investigations of marine casualties. . .are for the purpose of taking appropriate measures for promoting safety of life and property at sea, and are not intended to fix civil or criminal responsibility.
46 C.F.R. Section(s) 4.07-1(b). Nautilus argued that the foregoing portions of the Report held "no evidentiary relevance other than to fix liability. . .", Appellant's Brief at 14, and should therefore be excluded under 4.07-1(b).
The district court concluded that the entire Report fit within the confines of FRE 803(8)(C) and deemed it admissible irrespective of 46 C.F.R. Section(s) 4.07-1(b). *fn6
On appeal, Nautilus relies principally upon Huber v. United States, 838 F.2d 398 (9th Cir. 1988), and its progeny to argue that the district court erred in admitting the Report into evidence. In Huber, two crew members drowned when their yacht sank north of San Francisco Bay. The surviving crew member joined decedents' representatives in a suit against the Coast Guard for failure to assist the vessel. At trial, plaintiffs sought to admit two Coast Guard Reports prepared in the aftermath of the accident. The government objected and argued that the conclusions and recommendations in the Reports were barred by 46 C.F.R. Section(s) 4.07-1(b). The court overruled the government's objection, and allowed the Reports into evidence as admissions of a party opponent under FRE 801(d)(2).
On appeal, the Court of Appeals for the Ninth Circuit reversed.
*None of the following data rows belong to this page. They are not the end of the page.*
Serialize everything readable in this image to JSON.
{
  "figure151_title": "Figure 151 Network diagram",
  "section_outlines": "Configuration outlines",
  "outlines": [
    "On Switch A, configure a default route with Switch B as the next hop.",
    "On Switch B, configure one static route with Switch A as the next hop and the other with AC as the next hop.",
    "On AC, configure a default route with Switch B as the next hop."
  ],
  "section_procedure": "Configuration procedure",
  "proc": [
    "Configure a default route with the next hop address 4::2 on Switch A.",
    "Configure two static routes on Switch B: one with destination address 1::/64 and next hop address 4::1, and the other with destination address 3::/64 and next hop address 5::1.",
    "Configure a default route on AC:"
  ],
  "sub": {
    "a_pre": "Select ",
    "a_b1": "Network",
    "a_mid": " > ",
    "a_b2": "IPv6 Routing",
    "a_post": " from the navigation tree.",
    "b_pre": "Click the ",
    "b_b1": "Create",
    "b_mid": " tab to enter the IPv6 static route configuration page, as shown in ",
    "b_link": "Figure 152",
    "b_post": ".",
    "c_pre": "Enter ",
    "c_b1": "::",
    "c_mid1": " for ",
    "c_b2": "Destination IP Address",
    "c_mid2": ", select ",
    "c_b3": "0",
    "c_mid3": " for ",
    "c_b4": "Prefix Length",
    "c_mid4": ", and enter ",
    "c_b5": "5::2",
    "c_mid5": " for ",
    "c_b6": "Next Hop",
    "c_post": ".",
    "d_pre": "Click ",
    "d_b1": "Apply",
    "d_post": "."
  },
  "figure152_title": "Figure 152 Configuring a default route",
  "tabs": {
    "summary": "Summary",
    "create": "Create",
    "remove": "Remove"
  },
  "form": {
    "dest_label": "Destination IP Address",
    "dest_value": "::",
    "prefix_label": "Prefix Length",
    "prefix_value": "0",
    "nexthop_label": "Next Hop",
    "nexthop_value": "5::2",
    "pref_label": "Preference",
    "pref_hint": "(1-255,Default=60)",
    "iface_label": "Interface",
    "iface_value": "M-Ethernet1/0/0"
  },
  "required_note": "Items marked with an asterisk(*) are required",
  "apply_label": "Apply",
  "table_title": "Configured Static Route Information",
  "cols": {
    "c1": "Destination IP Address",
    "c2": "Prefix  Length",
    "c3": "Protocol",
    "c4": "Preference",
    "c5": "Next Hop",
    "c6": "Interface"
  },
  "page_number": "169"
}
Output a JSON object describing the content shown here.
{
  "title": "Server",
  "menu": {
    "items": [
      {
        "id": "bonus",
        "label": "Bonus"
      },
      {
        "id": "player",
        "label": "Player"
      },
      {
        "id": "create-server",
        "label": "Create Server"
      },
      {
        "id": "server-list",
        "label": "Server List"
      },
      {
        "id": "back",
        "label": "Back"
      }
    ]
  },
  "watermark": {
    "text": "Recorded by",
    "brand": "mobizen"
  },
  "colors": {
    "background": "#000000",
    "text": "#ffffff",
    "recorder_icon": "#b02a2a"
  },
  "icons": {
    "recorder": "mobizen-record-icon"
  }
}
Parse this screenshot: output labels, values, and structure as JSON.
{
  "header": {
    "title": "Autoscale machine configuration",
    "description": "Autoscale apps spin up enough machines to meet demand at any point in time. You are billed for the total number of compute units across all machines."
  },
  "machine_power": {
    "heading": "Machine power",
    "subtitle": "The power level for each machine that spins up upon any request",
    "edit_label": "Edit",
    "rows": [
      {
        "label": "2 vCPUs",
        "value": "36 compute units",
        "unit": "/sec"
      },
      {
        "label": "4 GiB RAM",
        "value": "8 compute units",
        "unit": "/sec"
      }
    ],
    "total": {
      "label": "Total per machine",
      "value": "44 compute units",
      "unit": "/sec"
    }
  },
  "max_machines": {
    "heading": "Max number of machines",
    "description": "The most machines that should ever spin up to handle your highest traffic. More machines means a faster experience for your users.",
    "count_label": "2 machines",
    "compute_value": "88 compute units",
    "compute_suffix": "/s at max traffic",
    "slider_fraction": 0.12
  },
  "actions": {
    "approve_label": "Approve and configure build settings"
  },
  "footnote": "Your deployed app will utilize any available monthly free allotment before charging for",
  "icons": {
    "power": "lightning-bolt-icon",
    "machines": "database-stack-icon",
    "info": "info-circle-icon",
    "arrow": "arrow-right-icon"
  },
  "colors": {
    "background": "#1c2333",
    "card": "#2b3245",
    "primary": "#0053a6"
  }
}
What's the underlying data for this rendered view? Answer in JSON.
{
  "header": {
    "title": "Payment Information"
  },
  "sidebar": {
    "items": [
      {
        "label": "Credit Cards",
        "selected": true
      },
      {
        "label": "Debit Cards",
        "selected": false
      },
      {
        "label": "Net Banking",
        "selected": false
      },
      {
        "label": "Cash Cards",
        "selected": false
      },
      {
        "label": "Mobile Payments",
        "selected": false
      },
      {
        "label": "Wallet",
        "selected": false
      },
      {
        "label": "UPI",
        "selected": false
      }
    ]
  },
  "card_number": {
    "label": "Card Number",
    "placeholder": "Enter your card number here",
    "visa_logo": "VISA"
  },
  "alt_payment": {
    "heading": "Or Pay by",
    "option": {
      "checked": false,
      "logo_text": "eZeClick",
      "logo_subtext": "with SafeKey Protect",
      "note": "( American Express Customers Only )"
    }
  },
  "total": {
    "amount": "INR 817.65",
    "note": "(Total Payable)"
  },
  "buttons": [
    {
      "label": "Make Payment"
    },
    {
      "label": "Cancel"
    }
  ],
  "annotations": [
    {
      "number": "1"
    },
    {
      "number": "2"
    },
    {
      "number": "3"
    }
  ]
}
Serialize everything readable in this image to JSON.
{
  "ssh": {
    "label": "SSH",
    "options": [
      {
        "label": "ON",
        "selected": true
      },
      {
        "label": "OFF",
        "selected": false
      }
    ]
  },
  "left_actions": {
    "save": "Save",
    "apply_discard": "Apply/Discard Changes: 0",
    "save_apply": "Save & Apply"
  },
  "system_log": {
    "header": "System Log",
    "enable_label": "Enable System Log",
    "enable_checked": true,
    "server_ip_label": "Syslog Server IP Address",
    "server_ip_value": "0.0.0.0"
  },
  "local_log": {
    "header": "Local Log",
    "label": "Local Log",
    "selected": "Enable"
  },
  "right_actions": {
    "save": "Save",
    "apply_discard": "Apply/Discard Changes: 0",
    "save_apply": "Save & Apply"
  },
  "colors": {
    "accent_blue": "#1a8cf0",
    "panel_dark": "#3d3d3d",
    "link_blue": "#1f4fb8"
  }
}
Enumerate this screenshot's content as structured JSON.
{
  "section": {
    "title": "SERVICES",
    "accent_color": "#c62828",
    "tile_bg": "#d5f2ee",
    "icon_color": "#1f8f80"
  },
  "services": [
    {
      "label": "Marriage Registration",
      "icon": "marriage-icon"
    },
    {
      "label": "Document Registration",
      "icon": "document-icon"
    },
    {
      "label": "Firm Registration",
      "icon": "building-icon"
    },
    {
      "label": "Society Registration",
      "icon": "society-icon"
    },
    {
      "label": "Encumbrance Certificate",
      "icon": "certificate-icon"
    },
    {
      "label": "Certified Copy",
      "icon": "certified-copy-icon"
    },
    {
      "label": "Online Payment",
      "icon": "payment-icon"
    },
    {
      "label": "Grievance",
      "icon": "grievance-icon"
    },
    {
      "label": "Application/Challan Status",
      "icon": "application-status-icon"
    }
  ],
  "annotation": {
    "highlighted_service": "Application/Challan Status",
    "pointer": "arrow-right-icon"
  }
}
The court held that, under section 4.07-1(b), "the Coast Guard investigating officers' conclusions and recommendations. . .[are] inadmissible as evidence in civil proceedings arising out of accidents covered by the investigation reports." Huber, 838 F.2d at 402. In reaching this result, the court first emphasized the necessity of such a rule under the circumstances of the suit before it:
A Coast Guard investigator might feel less free to suggest appropriate measures 'for promoting safety of life and property at sea' if he thought that any suggestion of additional precautions might result in imposing pecuniary liability on the government.
Id. at 402-403 (citing Reliable Transfer Co. v. United States, 53 F.R.D. 24, 25 (E.D.N.Y. 1971) ). The court also noted a perceived similarity between 46 C.F.R. Section(s) 4.07-1(b) and federal enactments such as 49 U.S.C. 1903(c) -- which bars the admission into evidence of accident reports prepared by the National Transportation Safety Board. *fn7 The court noted that the only difference between the latter statute, and the former regulation is that
in one the Coast Guard acted pursuant to authority from Congress. . .and in the other, Congress acted directly. . . Either way, the result is the same: all or portions of the reports are excluded from evidence on authority of Congress.
Id. at 403. Other courts have relied on the reasoning of Huber to bar the admission of opinions and conclusions in Coast Guard Reports. See In the Matter of the Petition of Cleveland Tankers, Inc., 67 F.3d 1200, 1208 (6th Cir. 1995) (Barring opinions and conclusions in a Coast Guard Report); Yap v. Controlled Parasailing of Honolulu, Inc., 873 P.2d 1321, 1328 (Haw. 1994) (Same).
Nautilus argues that since the Coast Guard acted pursuant to congressional authority, 46 C.F.R. Section(s) 4.07-1(b) must preclude the admissibility of paragraphs two and eighteen of the Coast Guard Report. Appellant's Reply Brief at 2. We do not agree.
First, the government is not a party to this litigation. Thus, unlike in Huber, the Coast Guard has no interest in the outcome, and the policy justification for the regulation's evidentiary bar -- ensuring frank disclosure by Coast Guard investigators -- is completely removed. The investigators here have no bias that may interfere with a full, ...